Time for another one of those rare Retronauts Pocket episodes that directly follow from the last full episode! We’re still talking about Game Center CX this week!
…Ssssort of. Rather than talk about the show itself, I had each of us (me, Bob, Jeremy, and returning guest Justin Haywald) pick one of the games featured on the show and talk about them. Of course, if you listened last week, you know that the host Arino is not always put in the best situations, and struggles through some pretty torturous games. And as it turned out, we all picked some of the more torturous Famicom games he’s played: The Mystery of Atlantis, The Wing of Madoola, Layla, and the one that started it all, Takeshi’s Challenge. Some of those names may be familiar to you, some not, but either way, they’re very interesting examples of Japanese gaming from a very certain period, and they’re all great episodes of GCCX, to boot.

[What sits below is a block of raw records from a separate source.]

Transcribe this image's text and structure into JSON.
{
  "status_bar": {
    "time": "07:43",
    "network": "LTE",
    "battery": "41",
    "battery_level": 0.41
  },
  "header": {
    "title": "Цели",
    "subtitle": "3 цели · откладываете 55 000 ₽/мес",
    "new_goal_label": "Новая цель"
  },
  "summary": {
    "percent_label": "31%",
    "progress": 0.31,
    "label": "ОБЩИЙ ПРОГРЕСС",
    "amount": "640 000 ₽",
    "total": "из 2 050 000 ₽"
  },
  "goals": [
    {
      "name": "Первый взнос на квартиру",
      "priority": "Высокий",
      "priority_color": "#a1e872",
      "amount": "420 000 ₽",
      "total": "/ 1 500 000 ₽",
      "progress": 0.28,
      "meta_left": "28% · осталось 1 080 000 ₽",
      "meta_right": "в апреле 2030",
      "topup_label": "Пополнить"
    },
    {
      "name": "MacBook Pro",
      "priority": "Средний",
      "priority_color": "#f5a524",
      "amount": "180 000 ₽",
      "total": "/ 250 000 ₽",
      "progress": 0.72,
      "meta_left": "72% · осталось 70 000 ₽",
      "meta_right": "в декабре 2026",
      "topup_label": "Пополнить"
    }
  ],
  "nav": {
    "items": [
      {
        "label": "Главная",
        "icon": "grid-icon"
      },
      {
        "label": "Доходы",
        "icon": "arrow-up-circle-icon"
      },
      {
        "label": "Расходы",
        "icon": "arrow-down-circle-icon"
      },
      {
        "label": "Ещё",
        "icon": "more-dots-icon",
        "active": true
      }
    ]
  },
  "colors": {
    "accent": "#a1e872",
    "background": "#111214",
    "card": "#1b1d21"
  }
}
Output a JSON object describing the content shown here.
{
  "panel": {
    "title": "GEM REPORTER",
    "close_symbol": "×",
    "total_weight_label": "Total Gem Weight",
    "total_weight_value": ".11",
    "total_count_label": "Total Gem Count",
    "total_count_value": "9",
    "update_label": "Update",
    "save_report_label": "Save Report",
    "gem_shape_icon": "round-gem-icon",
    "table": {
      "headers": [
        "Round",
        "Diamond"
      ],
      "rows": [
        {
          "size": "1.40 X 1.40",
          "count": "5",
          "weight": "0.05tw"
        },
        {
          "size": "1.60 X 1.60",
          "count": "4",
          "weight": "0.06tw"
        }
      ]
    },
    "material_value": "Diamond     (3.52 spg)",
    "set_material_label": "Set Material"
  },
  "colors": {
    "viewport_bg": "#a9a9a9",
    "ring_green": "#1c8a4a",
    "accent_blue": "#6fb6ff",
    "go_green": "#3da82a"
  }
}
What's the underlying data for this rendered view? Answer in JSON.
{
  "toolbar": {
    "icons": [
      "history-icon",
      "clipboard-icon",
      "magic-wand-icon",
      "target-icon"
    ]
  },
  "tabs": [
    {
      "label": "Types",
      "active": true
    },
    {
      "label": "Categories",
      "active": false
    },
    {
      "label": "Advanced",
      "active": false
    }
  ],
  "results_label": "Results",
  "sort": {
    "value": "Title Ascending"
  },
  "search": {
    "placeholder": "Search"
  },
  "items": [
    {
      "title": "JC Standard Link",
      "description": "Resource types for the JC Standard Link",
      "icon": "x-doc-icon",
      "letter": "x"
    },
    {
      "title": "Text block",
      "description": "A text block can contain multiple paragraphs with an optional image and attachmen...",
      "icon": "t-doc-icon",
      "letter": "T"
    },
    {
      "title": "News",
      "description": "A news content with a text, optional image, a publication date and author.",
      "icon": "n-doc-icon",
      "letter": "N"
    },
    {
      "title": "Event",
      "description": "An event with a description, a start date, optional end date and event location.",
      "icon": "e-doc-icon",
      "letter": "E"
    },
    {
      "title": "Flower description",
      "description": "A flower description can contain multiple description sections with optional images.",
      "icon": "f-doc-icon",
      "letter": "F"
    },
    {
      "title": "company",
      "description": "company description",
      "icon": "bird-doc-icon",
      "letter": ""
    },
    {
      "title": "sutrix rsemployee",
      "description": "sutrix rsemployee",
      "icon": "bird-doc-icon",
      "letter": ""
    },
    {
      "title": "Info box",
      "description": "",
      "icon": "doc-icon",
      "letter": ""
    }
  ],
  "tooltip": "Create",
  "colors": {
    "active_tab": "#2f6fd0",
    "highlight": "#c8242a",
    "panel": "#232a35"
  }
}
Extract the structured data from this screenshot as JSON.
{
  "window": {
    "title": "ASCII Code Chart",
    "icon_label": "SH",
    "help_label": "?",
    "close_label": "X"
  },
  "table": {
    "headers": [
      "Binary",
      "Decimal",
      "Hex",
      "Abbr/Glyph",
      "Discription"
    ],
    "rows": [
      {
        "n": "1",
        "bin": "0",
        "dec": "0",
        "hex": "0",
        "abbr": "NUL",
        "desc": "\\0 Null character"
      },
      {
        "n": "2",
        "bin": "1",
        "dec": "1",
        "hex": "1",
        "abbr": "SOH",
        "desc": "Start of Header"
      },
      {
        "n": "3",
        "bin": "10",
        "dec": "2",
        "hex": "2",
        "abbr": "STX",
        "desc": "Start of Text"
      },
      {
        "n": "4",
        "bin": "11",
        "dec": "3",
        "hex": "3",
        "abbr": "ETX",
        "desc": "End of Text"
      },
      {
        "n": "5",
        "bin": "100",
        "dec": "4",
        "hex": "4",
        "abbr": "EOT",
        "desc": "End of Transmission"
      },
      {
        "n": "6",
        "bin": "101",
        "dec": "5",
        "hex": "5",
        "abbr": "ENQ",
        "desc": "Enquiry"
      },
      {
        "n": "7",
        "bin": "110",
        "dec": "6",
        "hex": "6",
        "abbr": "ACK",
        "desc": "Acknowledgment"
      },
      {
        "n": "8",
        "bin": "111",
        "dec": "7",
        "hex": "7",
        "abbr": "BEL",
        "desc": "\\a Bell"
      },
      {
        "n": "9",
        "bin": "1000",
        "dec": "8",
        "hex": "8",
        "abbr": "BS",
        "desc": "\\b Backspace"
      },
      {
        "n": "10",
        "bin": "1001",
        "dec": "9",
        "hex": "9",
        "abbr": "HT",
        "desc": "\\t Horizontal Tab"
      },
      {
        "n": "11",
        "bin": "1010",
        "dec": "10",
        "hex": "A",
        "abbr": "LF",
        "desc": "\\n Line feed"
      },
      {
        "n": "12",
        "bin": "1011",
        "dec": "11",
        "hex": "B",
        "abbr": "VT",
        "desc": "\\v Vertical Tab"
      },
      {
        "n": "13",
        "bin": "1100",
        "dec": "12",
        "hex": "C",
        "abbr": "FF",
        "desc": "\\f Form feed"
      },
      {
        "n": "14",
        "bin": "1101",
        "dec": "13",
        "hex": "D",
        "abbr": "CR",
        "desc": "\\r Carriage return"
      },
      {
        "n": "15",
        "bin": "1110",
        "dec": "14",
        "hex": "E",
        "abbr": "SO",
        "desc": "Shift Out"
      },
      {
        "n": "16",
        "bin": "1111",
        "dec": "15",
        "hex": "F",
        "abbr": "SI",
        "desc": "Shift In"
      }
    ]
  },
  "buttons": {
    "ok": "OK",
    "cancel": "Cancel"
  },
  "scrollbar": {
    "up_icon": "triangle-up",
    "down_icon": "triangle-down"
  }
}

Also, we reveal our plans for the next phase of Retronauts after this run — yes, you’ll be hearing from us again! But nothing is set in stone yet, so as always, keep an eye on this site, our Twitter, and Facebook for the official word.
On behalf of Bob and Jeremy, thanks again for helping us do this again.
For this final full Retronauts of the season, we take a sideways step away from retro game talk and into a TV show about retro games: Game Center CX, from Japan. We wouldn’t bother unless it was a special case — Game Center CX is a fun show, long-running, and worth your time if you’re even halfway interested in old video games. If you’ve followed us since 1UP (especially me), you’ve heard me say this before — I’ve been a fan of the show since I was at 1UP, and spent a few years spreading awareness (off and on, here and there).
But… this episode wasn’t my idea! This was a backer-requested topic from Joey Chiu, who, I guess, didn’t think I had talked about Game Center CX enough. I can’t really agree, to be honest, but I couldn’t let this go, either. So please enjoy a whole episode where I, along with Bob, Jeremy, and special guest/old friend Justin Haywald from GameSpot talk about Game Center CX, a show about a middle-aged comedian struggling like hell to finish a game.
Most of our chat involves explaining the show and then why you should watch it, so consider this your primer if you’ve never heard of it. Still, there’s a lot of ground to cover, so we didn’t drill too deeply, but we also found time to talk about the Retro Game Challenge series, which was based on Game Center CX to begin with, and are something else you should try!
Thanks for listening, but we’ll be back with Retronauts Pocket next week for one last go-around.
(Music selections from the Clockwork Fighters: Hiwou’s War soundtrack, which GCCX has also borrowed from. )
This is usually the part of every Retronauts blog post where I go into greater detail about the episode you’re seconds away from hearing, but since this is the last one I’ll be doing this season, I feel the need to write something different. So here goes.
The past year-and-some-change has been an extraordinary challenge, and even when feelings of worthlessness, depression, and anxiety threatened to consume me in those awful, listless days of unemployment, Retronauts stood as the one constant in my life. I poured all of my being into the shows I put together this year—it was the only way to show my thanks to our audience for giving me a sense of purpose. Thankfully, I’m in a much better place now—in terms of employment and mental health. Plus, we have some exciting plans for the future of Retronauts. But since that information is hush-hush for now, please enjoy this episode!
This episode’s description:
“BioWare’s Infinity Engine powered some of the greatest PC experiences the ’90s had to offer, and one of its last games was unlike any other RPG we’d seen before — or since, for that matter. On this episode of Retronauts Pocket, join Bob Mackey, Ray Barnholt, Jeremy Parish, and Duckfeed.tv’s Gary Butterfield for a morbid conversation about Planescape: Torment, an insanely creative RPG with a morality system that went beyond good and evil. And, uh, there’s also a floating skull — if you’re into that sort of thing.”